Conservative Marcus Jones (Nuneaton) secured a well-attended backbench business debate on 17 January to call for a 'level playing field' for high streets. The importance of town centres to the UK economy 'could not be underestimated', MPs heard, with Jones citing various factors in the decline of the high street, including car parking charges and out-of-town developments. Jones welcomed the Portas review's conclusions, while emphasising that the Government should ensure the 'town centre first' policy and the sequential test were retained in the final NPPF.
Liberal Democrat Peer Lord Stoneham of Droxford moved a debate on 19 January to consider the national housing agenda as set out in the coalition Government's housing strategy for England – 'Laying the foundations'. Speaking from his interest as chair of two housing associations, First Wessex Housing Group and Housing 21, Lord Stoneham said he believed housing needed "to be higher on our national agenda as it defines our national life and so many issues-the economy, health and social well-being and energy conservation-impinge on it". The LGA's briefing, which went out to peers ahead of the debate, can be found here.
Planning for growth – From rhetoric to reality
27 February 2012 | London
Smith Square Debate: Planning reform: help or hindrance?
Wednesday 21 March, 6.00pm – 7.00pm | Local Government House
Housing and Planning Masterclasses: Free events for councillors
15 March 2012 | Leeds
19 March 2012 | Liverpool
23 March 2012 | London
27 March 2012 | Taunton
2 April 2012 | Birmingham
Following abolition of regional strategies, new arrangements for strategic planning under the Localism Act's duty to cooperate came into effect in November 2011. Although this is essentially a planning requirement (local authorities will be tested through their local plan process) its effects will be much wider and will impact on many other corporate activities.
The LGA's Planning Advisory Service (PAS) is in the process of preparing a support package for local authorities and as part of this process is holding a series of free events for both officers and councillors (the councillor-only event will take place on 9 March – see the PAS website for further details). The strategic planning leaflet explains why effective strategic planning arrangements are important and what the new duty means for local authorities and others.
Responding to the Government's launch of a Â£250 million fund to support weekly bin collections, Councillor Clyde Loakes, Vice Chairman of the LGA Environment Board, said: "In areas where financial considerations have held councils back from operating weekly collections this new money will come in useful, particularly at a time when councils are having to cope with cuts of 28 per cent to their budgets."
Responding to the Court of Appeal's verdict this morning that the Government's proposed cuts to Feed-in Tariffs would be illegal, Councillor David Parsons, Chairman of the Local Government Association's Environment Board, said "The notification of this cut and the decision to appeal has created huge uncertainty.

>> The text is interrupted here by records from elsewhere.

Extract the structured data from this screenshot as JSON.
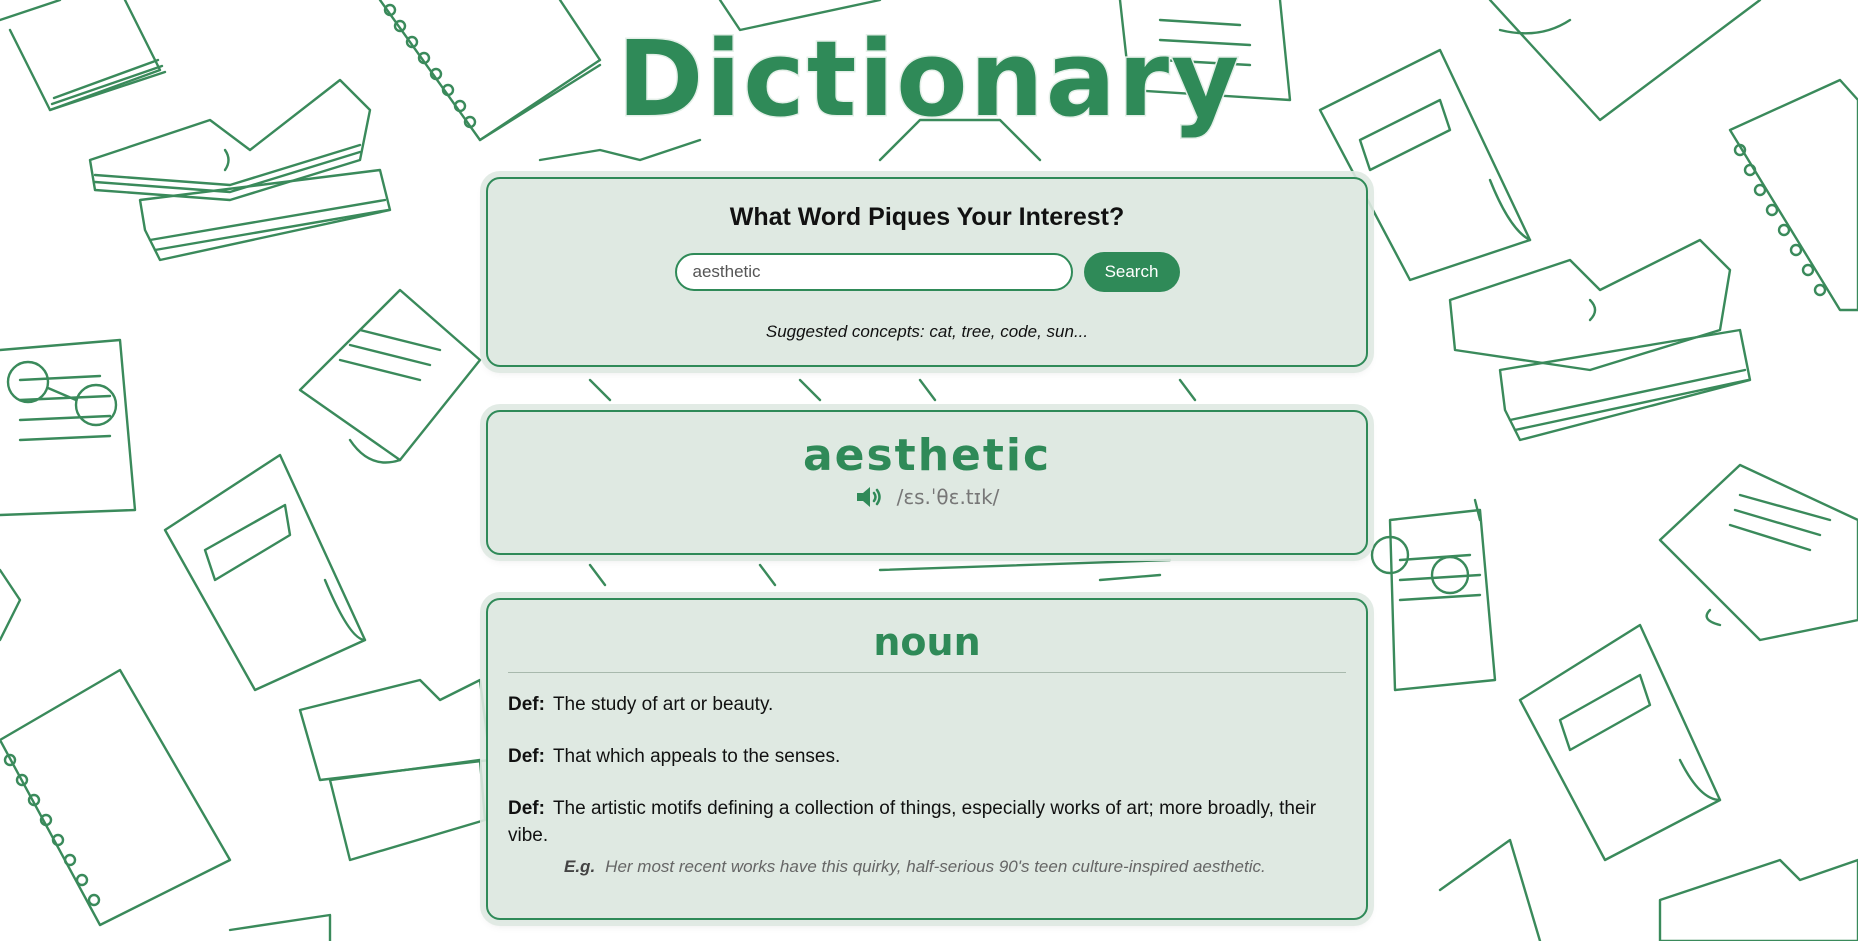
{
  "app": {
    "title": "Dictionary"
  },
  "search": {
    "heading": "What Word Piques Your Interest?",
    "input_value": "aesthetic",
    "button_label": "Search",
    "suggestions": "Suggested concepts: cat, tree, code, sun..."
  },
  "entry": {
    "word": "aesthetic",
    "phonetic": "/ɛs.ˈθɛ.tɪk/",
    "speaker_icon": "speaker-volume-icon"
  },
  "meaning": {
    "part_of_speech": "noun",
    "def_label": "Def:",
    "eg_label": "E.g.",
    "definitions": [
      {
        "text": "The study of art or beauty."
      },
      {
        "text": "That which appeals to the senses."
      },
      {
        "text": "The artistic motifs defining a collection of things, especially works of art; more broadly, their vibe.",
        "example": "Her most recent works have this quirky, half-serious 90's teen culture-inspired aesthetic."
      }
    ]
  },
  "colors": {
    "accent": "#2f8a58",
    "card_bg": "#dfe9e2",
    "doodle": "#3a8a5b"
  }
}
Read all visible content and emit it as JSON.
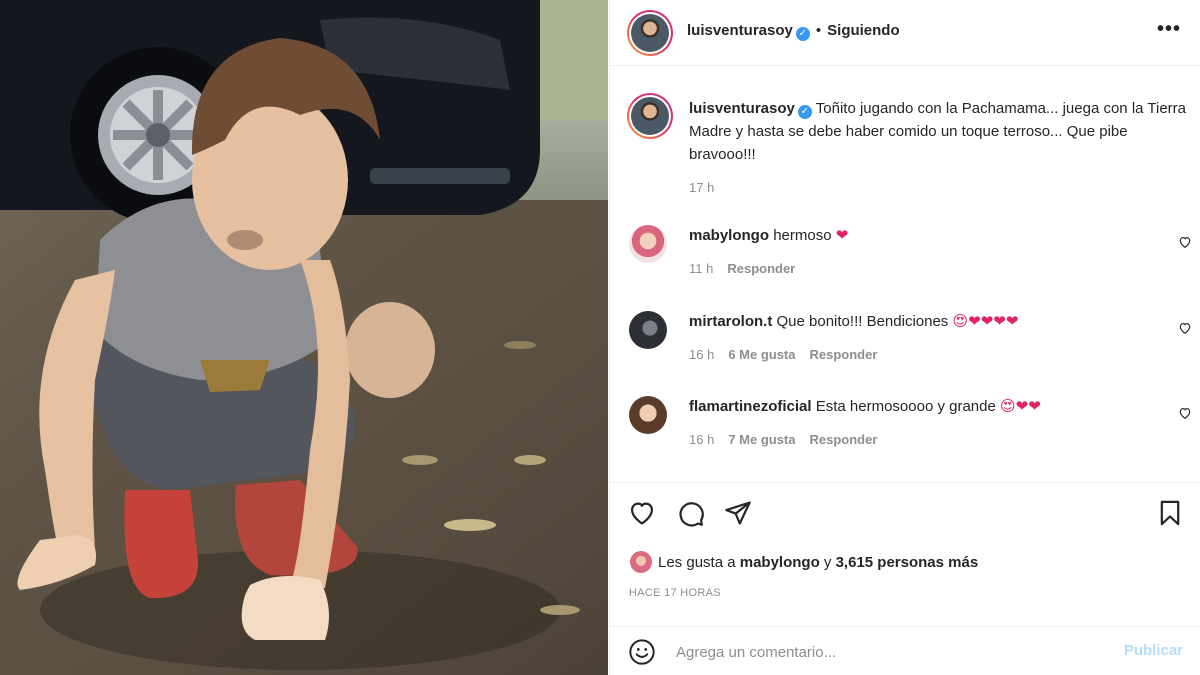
{
  "post": {
    "username": "luisventurasoy",
    "follow_status": "Siguiendo",
    "more_label": "•••"
  },
  "caption": {
    "username": "luisventurasoy",
    "text": "Toñito jugando con la Pachamama... juega con la Tierra Madre y hasta se debe haber comido un toque terroso... Que pibe bravooo!!!",
    "time": "17 h"
  },
  "comments": [
    {
      "username": "mabylongo",
      "text": "hermoso",
      "emoji": "❤",
      "time": "11 h",
      "likes": "",
      "reply": "Responder"
    },
    {
      "username": "mirtarolon.t",
      "text": "Que bonito!!! Bendiciones",
      "emoji": "😍❤❤❤❤",
      "time": "16 h",
      "likes": "6 Me gusta",
      "reply": "Responder"
    },
    {
      "username": "flamartinezoficial",
      "text": "Esta hermosoooo y grande",
      "emoji": "😍❤❤",
      "time": "16 h",
      "likes": "7 Me gusta",
      "reply": "Responder"
    }
  ],
  "likes_summary": {
    "prefix": "Les gusta a",
    "user": "mabylongo",
    "joiner": "y",
    "others": "3,615 personas más"
  },
  "timestamp": "HACE 17 HORAS",
  "add_comment": {
    "placeholder": "Agrega un comentario...",
    "publish_label": "Publicar"
  },
  "icons": {
    "like": "heart-icon",
    "comment": "comment-bubble-icon",
    "share": "paper-plane-icon",
    "save": "bookmark-icon",
    "emoji": "smiley-icon"
  },
  "colors": {
    "verified": "#3897f0",
    "publish_disabled": "#b2dffc",
    "heart": "#e0245e"
  }
}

It is imperative that Government now acts swiftly to try and resolve the uncertainty by setting out a workable and fair way to promote renewable energy and make solar panels affordable.
An LGA statement issued to the media ahead of the announcement of a Government consultation on reducing bin fines was quoted in nearly all national newspaper coverage of the story. 'The Sunday Telegraph', 'Sunday Express' and 'Independent on Sunday', as well as Monday's 'Daily Express', 'Mail' and 'Mirror' all quoted Environment Board Chairman Cllr David Parsons saying that fines were only used by councils as a last resort. On Sunday, Cllr Parsons was interviewed on 'Sky News' and 'Radio 5Live Breakfast' where he said that most residents were overwhelmingly happy with the waste collection service they receive.
30 January 2013